dark grey veining running through a piece of white marble stone countertop

Veining (Natural Stone Countertops)

Originally contributed by • last updated 3/5/2021

Euro Marble
Euro Marble

A big part of renovating a kitchen is selecting a countertop that not only elevates the overall design but also stays within your budget. If you’ve ever looked at new kitchen countertops, you probably know that installing natural stone can be a costly option. However, it’s an option that many people choose for both its strength and appearance. One factor you may want to consider when you’re selecting a slab of stone is the way the veining looks and how it will determine the overall design of your room.
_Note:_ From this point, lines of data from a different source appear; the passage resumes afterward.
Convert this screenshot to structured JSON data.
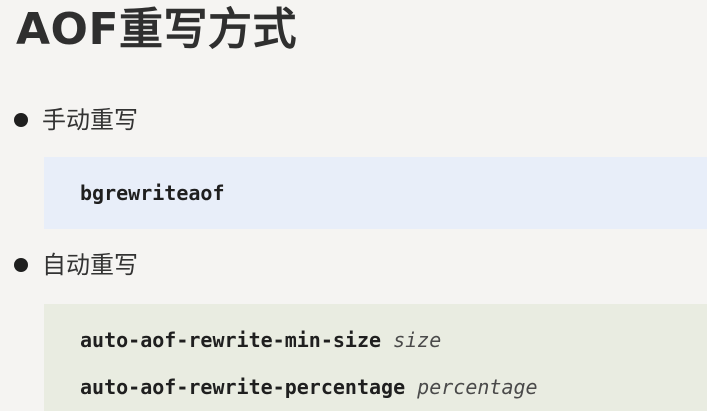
{
  "title": "AOF重写方式",
  "items": [
    {
      "label": "手动重写",
      "code_lines": [
        {
          "cmd": "bgrewriteaof",
          "arg": ""
        }
      ]
    },
    {
      "label": "自动重写",
      "code_lines": [
        {
          "cmd": "auto-aof-rewrite-min-size",
          "arg": "size"
        },
        {
          "cmd": "auto-aof-rewrite-percentage",
          "arg": "percentage"
        }
      ]
    }
  ],
  "colors": {
    "background": "#f5f4f2",
    "manual_code_bg": "#e8eef9",
    "auto_code_bg": "#e9ece1",
    "text": "#2f2f2f"
  }
}
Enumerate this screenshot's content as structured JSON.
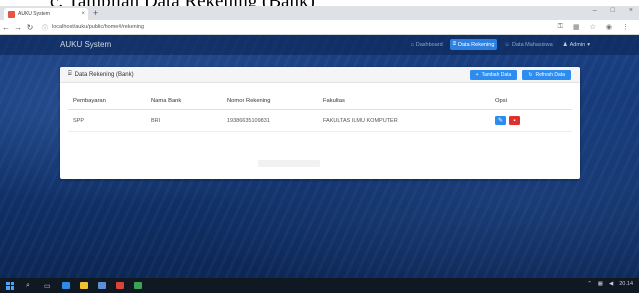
{
  "document_heading": "c.    Tampilan Data Rekening (Bank)",
  "browser": {
    "tab_title": "AUKU System",
    "tab_close": "×",
    "new_tab": "+",
    "url": "localhost/auku/public/home#/rekening",
    "window_controls": [
      "–",
      "□",
      "×"
    ]
  },
  "app": {
    "brand": "AUKU System",
    "nav": [
      {
        "label": "Dashboard",
        "icon": "home-icon",
        "active": false
      },
      {
        "label": "Data Rekening",
        "icon": "bank-icon",
        "active": true
      },
      {
        "label": "Data Mahasiswa",
        "icon": "users-icon",
        "active": false
      },
      {
        "label": "Admin",
        "icon": "user-icon",
        "active": false
      }
    ]
  },
  "panel": {
    "title": "Data Rekening (Bank)",
    "add_button": "Tambah Data",
    "refresh_button": "Refresh Data"
  },
  "table": {
    "columns": [
      "Pembayaran",
      "Nama Bank",
      "Nomor Rekening",
      "Fakultas",
      "Opsi"
    ],
    "rows": [
      {
        "pembayaran": "SPP",
        "nama_bank": "BRI",
        "nomor_rekening": "19386635109831",
        "fakultas": "FAKULTAS ILMU KOMPUTER"
      }
    ]
  },
  "taskbar": {
    "time": "20.14"
  },
  "colors": {
    "primary": "#2d8cf0",
    "danger": "#e0302c",
    "nav_active": "#2d7fe0",
    "background": "#163a79"
  }
}
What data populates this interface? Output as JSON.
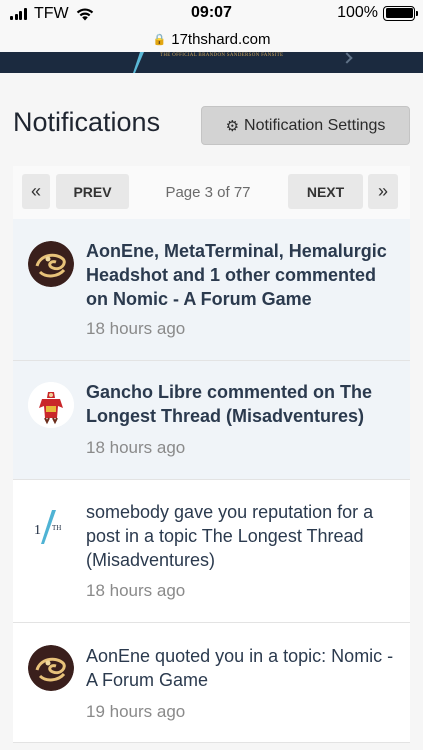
{
  "status_bar": {
    "carrier": "TFW",
    "time": "09:07",
    "battery": "100%",
    "battery_level": 1.0
  },
  "browser": {
    "url": "17thshard.com"
  },
  "site_header": {
    "tagline": "THE OFFICIAL BRANDON SANDERSON FANSITE"
  },
  "page": {
    "title": "Notifications",
    "settings_button": "Notification Settings"
  },
  "pagination": {
    "first_icon": "«",
    "prev_label": "PREV",
    "page_label": "Page 3 of 77",
    "next_label": "NEXT",
    "last_icon": "»"
  },
  "notifications": [
    {
      "text": "AonEne, MetaTerminal, Hemalurgic Headshot and 1 other commented on Nomic - A Forum Game",
      "time": "18 hours ago",
      "unread": true,
      "avatar": "aonene-avatar"
    },
    {
      "text": "Gancho Libre commented on The Longest Thread (Misadventures)",
      "time": "18 hours ago",
      "unread": true,
      "avatar": "gancho-libre-avatar"
    },
    {
      "text": "somebody gave you reputation for a post in a topic The Longest Thread (Misadventures)",
      "time": "18 hours ago",
      "unread": false,
      "avatar": "17th-shard-logo-avatar"
    },
    {
      "text": "AonEne quoted you in a topic: Nomic - A Forum Game",
      "time": "19 hours ago",
      "unread": false,
      "avatar": "aonene-avatar"
    }
  ],
  "colors": {
    "header_bg": "#1b2a3f",
    "unread_bg": "#f0f4f8",
    "text": "#2b3a4e",
    "muted": "#8a8a8a"
  }
}
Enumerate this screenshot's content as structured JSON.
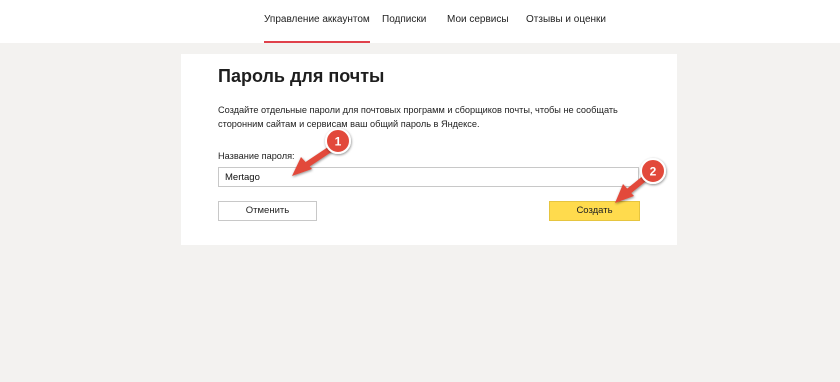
{
  "nav": {
    "tabs": [
      {
        "label": "Управление аккаунтом",
        "active": true
      },
      {
        "label": "Подписки",
        "active": false
      },
      {
        "label": "Мои сервисы",
        "active": false
      },
      {
        "label": "Отзывы и оценки",
        "active": false
      }
    ]
  },
  "dialog": {
    "title": "Пароль для почты",
    "description_line1": "Создайте отдельные пароли для почтовых программ и сборщиков почты, чтобы не сообщать",
    "description_line2": "сторонним сайтам и сервисам ваш общий пароль в Яндексе.",
    "field_label": "Название пароля:",
    "field_value": "Mertago",
    "cancel_label": "Отменить",
    "create_label": "Создать"
  },
  "annotations": {
    "badge1": "1",
    "badge2": "2"
  },
  "colors": {
    "accent_red": "#e0414b",
    "button_yellow": "#ffdb4d",
    "background": "#f3f2f0"
  }
}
Veining is a term that typically refers to the visible snaky lines that appear on natural stone surfaces, such as marble or slate kitchen countertops. These lines are formed when different sediment deposits settle and harden into the cracks of stone. They often appear darker than the stone around it, although each is unique in its composition with many variations and colors available. After the stone is cut into slabs, the exposed “veins” become an important characteristic of the final appearance. The way the stone is cut, either a cross cut or a vein cut, also dramatically affects the overall look of the veining on the surface.
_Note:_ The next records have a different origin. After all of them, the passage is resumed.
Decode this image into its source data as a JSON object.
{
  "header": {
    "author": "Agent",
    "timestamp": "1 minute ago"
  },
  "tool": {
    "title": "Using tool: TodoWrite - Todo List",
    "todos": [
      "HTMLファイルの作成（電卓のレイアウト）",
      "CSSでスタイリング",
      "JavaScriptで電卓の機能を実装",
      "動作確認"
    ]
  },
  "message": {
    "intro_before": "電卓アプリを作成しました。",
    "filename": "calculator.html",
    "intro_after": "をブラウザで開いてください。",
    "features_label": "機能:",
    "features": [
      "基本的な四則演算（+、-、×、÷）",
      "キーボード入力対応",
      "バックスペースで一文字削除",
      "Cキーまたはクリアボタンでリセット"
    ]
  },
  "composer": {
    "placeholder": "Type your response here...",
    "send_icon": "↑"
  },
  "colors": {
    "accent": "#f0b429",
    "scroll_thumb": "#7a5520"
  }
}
What’s The difference Between Cross Cut And Vein Cut?

One of the most important factors that determines the veining pattern on natural stone surfaces is the “cut”. There are two types of cuts, the cross cut (aka the riff cut) and the vein cut, and each results in a very different type of look and feel. Here are a couple of tips to help you choose the cut that works best for you:

  • A cross cut occurs when the stone is cut vertically to the vein, creating layers of veining rather than long continuous lines. This type of cut typically produces a more floral, spotty pattern with layers of colors and crystals.
  • A vein cut occurs when the stone is cut horizontally to the vein, creating long snaky lines that run along the surface of the stone. This type of cut is the most widely used for tiles and surfaces in the home.
  • Choosing a cut really comes down to personal preference, as there’s very little, if any, difference in the overall quality ~ they come from the same stone. However, cross cuts typically produce a softer, cloudier feeling and vein cuts tend to be more defined and attract attention.